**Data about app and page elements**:
╭──

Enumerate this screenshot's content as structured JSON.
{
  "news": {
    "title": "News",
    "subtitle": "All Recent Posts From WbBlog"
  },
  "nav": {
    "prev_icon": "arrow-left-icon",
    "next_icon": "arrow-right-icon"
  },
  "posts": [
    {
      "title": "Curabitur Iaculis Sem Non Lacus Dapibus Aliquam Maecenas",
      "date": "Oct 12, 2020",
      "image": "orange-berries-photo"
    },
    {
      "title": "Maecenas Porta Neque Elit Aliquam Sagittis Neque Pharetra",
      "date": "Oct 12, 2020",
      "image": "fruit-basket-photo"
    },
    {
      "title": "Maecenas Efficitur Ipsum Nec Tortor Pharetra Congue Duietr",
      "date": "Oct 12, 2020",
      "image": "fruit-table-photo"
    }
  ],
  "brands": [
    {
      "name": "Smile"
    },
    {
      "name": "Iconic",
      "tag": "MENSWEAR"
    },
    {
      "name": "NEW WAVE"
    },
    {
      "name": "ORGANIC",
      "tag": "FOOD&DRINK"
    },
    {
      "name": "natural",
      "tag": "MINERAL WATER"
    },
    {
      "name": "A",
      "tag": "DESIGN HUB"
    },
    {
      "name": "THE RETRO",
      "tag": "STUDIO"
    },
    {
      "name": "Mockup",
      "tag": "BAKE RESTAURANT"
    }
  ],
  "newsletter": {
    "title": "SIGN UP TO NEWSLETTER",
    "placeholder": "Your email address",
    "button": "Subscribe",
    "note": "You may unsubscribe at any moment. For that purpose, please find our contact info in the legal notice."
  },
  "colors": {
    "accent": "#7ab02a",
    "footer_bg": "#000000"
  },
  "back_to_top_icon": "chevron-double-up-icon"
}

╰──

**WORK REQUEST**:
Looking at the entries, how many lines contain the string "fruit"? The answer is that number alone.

**SOLUTION TO THE EXERCISE**:
2